▶ _Task to complete_
Word for word, restate the lines of the listing from the one that holds "What data populates" through the very last line, and nothing more.

▶ _Available data_
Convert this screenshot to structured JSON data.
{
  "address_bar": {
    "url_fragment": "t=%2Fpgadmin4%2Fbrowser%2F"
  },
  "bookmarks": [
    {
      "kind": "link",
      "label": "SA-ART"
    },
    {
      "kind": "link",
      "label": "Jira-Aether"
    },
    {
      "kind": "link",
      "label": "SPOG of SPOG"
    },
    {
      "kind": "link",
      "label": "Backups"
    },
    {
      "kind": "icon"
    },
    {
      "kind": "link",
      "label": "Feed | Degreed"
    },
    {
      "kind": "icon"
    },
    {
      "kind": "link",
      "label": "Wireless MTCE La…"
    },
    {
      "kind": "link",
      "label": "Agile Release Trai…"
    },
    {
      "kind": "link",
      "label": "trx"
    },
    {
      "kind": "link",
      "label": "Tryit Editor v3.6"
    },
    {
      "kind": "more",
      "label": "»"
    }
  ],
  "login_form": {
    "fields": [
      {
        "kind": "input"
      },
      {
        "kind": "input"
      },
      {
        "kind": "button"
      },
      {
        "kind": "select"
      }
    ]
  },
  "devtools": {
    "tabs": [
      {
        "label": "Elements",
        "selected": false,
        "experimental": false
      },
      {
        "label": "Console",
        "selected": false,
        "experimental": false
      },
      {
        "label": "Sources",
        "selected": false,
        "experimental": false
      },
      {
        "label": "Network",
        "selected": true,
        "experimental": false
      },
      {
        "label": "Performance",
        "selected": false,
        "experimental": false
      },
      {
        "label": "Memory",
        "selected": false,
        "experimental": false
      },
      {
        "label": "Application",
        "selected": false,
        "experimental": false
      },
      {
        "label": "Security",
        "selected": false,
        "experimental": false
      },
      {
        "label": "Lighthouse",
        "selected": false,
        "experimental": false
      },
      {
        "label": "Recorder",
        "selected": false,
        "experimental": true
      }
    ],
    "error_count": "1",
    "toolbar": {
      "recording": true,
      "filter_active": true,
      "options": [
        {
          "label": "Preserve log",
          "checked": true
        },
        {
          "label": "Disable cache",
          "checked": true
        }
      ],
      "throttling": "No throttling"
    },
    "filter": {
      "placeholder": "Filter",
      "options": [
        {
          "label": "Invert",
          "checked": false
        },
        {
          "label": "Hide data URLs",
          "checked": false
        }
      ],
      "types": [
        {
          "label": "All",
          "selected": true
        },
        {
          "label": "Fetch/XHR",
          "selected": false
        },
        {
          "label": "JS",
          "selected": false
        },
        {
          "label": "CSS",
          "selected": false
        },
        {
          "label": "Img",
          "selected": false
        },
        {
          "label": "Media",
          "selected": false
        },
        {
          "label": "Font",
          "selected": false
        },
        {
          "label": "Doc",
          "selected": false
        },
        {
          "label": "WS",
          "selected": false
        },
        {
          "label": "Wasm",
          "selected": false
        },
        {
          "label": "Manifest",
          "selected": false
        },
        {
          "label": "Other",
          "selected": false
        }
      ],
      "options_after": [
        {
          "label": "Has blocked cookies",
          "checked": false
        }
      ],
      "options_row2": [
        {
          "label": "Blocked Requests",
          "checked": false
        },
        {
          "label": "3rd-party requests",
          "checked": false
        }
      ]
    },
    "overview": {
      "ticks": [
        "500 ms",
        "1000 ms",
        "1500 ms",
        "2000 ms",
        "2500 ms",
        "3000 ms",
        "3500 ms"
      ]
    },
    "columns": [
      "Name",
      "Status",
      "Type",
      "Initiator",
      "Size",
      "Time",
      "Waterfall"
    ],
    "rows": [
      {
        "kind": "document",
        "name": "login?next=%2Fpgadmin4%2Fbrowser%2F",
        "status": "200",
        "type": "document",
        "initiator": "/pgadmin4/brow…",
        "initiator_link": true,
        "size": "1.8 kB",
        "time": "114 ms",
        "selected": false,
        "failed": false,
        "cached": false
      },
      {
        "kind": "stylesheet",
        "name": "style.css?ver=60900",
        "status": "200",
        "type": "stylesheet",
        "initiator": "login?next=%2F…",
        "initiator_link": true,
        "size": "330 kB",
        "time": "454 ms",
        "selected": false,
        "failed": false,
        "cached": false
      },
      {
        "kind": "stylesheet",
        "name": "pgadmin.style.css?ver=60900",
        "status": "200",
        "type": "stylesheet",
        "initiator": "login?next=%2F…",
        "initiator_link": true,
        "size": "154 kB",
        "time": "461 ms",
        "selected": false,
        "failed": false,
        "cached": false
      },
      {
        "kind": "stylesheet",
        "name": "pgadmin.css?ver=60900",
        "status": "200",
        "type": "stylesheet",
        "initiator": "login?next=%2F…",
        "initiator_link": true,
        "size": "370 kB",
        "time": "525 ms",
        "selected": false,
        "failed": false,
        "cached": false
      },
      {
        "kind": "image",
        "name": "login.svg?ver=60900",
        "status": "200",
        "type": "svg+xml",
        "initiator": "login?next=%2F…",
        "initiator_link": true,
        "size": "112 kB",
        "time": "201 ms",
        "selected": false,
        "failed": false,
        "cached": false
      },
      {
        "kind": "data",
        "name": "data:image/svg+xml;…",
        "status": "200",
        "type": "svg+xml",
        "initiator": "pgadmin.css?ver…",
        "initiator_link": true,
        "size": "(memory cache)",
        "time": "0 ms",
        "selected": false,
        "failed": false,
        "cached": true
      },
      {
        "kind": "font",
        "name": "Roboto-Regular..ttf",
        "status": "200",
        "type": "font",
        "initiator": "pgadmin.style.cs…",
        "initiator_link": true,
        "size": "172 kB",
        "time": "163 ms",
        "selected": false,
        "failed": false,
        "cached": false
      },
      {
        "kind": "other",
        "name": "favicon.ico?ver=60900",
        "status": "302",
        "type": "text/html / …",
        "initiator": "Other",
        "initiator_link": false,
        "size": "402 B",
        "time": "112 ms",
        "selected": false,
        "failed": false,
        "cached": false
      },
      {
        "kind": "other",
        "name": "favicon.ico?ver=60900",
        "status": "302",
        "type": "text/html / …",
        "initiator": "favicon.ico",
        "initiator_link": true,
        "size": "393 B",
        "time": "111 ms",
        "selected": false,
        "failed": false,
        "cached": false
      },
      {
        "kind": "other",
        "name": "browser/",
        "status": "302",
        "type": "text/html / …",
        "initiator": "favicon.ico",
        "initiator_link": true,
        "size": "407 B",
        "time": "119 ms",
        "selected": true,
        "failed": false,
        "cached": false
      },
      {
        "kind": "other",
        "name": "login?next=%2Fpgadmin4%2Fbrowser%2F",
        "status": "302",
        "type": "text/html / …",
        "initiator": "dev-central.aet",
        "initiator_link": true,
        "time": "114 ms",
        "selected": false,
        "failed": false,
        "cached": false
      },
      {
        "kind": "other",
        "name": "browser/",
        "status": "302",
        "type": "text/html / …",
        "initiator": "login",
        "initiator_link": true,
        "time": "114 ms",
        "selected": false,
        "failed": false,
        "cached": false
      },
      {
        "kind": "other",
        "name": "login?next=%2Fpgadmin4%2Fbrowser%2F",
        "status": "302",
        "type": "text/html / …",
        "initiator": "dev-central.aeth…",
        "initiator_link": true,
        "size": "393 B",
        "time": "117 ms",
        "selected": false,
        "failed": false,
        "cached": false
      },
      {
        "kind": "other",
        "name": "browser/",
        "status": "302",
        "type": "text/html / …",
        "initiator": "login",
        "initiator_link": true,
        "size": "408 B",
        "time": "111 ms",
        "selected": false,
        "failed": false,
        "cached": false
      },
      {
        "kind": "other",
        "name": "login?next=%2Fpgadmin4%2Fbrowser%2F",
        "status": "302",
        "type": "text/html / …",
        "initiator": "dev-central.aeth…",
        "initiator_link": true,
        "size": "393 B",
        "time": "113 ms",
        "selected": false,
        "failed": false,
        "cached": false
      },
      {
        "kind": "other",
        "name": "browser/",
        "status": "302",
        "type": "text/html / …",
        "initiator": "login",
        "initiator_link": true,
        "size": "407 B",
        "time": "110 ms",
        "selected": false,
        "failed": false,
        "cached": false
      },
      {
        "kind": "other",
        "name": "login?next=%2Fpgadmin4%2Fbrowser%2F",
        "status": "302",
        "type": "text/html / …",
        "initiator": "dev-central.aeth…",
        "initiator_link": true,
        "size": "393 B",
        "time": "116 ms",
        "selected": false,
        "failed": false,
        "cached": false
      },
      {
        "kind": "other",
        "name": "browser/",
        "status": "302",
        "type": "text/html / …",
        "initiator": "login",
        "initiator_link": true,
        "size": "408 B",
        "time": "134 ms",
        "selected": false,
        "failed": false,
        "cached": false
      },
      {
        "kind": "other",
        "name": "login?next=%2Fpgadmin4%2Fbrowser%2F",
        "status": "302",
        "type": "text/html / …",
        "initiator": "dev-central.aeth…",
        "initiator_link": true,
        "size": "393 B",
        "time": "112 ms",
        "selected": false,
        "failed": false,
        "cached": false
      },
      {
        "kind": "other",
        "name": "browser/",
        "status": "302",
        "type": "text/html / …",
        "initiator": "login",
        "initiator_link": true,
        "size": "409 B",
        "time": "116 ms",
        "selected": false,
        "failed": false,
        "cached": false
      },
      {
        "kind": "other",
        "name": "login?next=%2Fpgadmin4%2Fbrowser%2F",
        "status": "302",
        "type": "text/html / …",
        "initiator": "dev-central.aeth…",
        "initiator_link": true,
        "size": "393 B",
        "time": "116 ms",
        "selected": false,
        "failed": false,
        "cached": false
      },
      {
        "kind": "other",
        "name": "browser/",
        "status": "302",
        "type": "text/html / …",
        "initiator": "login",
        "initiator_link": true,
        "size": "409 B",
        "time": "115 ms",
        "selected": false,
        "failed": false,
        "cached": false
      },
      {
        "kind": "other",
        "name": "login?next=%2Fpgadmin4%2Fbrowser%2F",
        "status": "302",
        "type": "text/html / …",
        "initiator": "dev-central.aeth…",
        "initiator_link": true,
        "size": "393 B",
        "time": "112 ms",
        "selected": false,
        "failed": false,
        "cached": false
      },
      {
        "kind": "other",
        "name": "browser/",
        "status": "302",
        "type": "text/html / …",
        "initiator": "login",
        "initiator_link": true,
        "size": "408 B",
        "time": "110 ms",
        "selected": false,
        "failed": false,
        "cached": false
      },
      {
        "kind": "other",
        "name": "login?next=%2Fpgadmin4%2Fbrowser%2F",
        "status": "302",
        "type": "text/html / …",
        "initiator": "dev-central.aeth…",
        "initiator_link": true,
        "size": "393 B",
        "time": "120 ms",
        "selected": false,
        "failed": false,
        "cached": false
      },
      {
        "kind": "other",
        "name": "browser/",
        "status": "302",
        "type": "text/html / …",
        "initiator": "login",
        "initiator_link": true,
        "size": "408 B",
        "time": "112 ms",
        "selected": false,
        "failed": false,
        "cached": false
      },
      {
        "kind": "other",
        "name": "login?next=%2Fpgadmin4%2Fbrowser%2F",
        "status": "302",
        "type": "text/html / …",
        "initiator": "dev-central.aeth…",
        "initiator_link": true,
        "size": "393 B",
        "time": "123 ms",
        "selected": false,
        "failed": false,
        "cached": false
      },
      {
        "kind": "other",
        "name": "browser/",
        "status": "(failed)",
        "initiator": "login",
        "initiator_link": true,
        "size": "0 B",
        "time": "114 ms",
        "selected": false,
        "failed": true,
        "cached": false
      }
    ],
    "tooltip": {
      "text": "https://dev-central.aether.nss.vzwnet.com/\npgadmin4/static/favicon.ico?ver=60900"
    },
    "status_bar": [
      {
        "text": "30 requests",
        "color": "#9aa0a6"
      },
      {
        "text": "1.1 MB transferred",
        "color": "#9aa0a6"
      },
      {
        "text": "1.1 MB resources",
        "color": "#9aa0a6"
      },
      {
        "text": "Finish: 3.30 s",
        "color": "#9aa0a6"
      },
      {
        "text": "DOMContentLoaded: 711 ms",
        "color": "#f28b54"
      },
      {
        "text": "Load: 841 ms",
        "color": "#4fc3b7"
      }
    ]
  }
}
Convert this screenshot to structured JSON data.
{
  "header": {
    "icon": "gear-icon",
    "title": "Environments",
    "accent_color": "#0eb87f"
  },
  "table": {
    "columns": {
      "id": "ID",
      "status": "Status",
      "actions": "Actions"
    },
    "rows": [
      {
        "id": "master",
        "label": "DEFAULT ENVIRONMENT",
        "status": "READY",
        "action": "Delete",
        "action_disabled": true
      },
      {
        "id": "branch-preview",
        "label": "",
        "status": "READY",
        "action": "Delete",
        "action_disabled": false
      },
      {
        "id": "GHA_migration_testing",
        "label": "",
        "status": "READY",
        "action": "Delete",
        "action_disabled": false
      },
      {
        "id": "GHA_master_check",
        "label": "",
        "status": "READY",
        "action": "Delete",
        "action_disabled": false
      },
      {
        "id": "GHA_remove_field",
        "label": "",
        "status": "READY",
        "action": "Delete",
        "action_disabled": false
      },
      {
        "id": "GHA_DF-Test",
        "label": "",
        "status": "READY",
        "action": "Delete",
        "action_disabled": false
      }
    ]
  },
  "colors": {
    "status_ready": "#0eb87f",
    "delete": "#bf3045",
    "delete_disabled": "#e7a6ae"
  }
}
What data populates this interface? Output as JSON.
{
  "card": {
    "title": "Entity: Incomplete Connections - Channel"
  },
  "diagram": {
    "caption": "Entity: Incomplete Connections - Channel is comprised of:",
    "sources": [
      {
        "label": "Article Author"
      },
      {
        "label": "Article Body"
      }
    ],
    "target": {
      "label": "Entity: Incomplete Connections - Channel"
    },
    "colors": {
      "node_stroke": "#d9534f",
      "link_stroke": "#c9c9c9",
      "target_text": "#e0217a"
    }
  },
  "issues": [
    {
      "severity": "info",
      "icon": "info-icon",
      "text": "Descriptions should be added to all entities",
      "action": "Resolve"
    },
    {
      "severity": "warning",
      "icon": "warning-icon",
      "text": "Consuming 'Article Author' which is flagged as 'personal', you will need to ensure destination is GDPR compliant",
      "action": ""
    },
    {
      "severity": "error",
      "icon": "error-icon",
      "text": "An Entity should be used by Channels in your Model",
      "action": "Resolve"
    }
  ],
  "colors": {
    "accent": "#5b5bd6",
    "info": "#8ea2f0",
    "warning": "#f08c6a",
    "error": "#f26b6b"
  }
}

▶ _Written reply_
What data populates this interface? Output as JSON.
{
  "card": {
    "title": "Entity: Incomplete Connections - Channel"
  },
  "diagram": {
    "caption": "Entity: Incomplete Connections - Channel is comprised of:",
    "sources": [
      {
        "label": "Article Author"
      },
      {
        "label": "Article Body"
      }
    ],
    "target": {
      "label": "Entity: Incomplete Connections - Channel"
    },
    "colors": {
      "node_stroke": "#d9534f",
      "link_stroke": "#c9c9c9",
      "target_text": "#e0217a"
    }
  },
  "issues": [
    {
      "severity": "info",
      "icon": "info-icon",
      "text": "Descriptions should be added to all entities",
      "action": "Resolve"
    },
    {
      "severity": "warning",
      "icon": "warning-icon",
      "text": "Consuming 'Article Author' which is flagged as 'personal', you will need to ensure destination is GDPR compliant",
      "action": ""
    },
    {
      "severity": "error",
      "icon": "error-icon",
      "text": "An Entity should be used by Channels in your Model",
      "action": "Resolve"
    }
  ],
  "colors": {
    "accent": "#5b5bd6",
    "info": "#8ea2f0",
    "warning": "#f08c6a",
    "error": "#f26b6b"
  }
}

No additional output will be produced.